**What you need to do**
For each line below, print it again exactly as shown.

Top of Provided data

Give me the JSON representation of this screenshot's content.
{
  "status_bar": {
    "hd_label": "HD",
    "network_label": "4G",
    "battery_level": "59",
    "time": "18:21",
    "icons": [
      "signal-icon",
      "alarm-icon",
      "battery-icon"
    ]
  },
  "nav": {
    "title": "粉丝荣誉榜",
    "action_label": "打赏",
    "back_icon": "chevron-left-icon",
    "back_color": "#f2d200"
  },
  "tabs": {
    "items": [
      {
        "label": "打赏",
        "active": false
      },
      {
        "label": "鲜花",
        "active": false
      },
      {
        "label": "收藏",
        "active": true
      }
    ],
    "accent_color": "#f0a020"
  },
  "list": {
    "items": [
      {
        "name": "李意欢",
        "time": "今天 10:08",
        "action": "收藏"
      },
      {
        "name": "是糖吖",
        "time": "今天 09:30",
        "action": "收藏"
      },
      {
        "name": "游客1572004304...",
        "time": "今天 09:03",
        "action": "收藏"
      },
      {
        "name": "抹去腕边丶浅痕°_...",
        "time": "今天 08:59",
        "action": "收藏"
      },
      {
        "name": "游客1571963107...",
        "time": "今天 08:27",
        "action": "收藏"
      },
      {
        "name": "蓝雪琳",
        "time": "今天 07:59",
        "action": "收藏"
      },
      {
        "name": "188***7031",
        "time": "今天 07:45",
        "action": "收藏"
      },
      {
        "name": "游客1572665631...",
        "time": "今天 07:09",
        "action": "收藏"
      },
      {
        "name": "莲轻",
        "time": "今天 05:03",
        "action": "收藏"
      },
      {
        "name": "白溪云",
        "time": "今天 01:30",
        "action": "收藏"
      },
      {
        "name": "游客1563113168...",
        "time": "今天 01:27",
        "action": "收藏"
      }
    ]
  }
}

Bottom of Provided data

**Problem solution**
Give me the JSON representation of this screenshot's content.
{
  "status_bar": {
    "hd_label": "HD",
    "network_label": "4G",
    "battery_level": "59",
    "time": "18:21",
    "icons": [
      "signal-icon",
      "alarm-icon",
      "battery-icon"
    ]
  },
  "nav": {
    "title": "粉丝荣誉榜",
    "action_label": "打赏",
    "back_icon": "chevron-left-icon",
    "back_color": "#f2d200"
  },
  "tabs": {
    "items": [
      {
        "label": "打赏",
        "active": false
      },
      {
        "label": "鲜花",
        "active": false
      },
      {
        "label": "收藏",
        "active": true
      }
    ],
    "accent_color": "#f0a020"
  },
  "list": {
    "items": [
      {
        "name": "李意欢",
        "time": "今天 10:08",
        "action": "收藏"
      },
      {
        "name": "是糖吖",
        "time": "今天 09:30",
        "action": "收藏"
      },
      {
        "name": "游客1572004304...",
        "time": "今天 09:03",
        "action": "收藏"
      },
      {
        "name": "抹去腕边丶浅痕°_...",
        "time": "今天 08:59",
        "action": "收藏"
      },
      {
        "name": "游客1571963107...",
        "time": "今天 08:27",
        "action": "收藏"
      },
      {
        "name": "蓝雪琳",
        "time": "今天 07:59",
        "action": "收藏"
      },
      {
        "name": "188***7031",
        "time": "今天 07:45",
        "action": "收藏"
      },
      {
        "name": "游客1572665631...",
        "time": "今天 07:09",
        "action": "收藏"
      },
      {
        "name": "莲轻",
        "time": "今天 05:03",
        "action": "收藏"
      },
      {
        "name": "白溪云",
        "time": "今天 01:30",
        "action": "收藏"
      },
      {
        "name": "游客1563113168...",
        "time": "今天 01:27",
        "action": "收藏"
      }
    ]
  }
}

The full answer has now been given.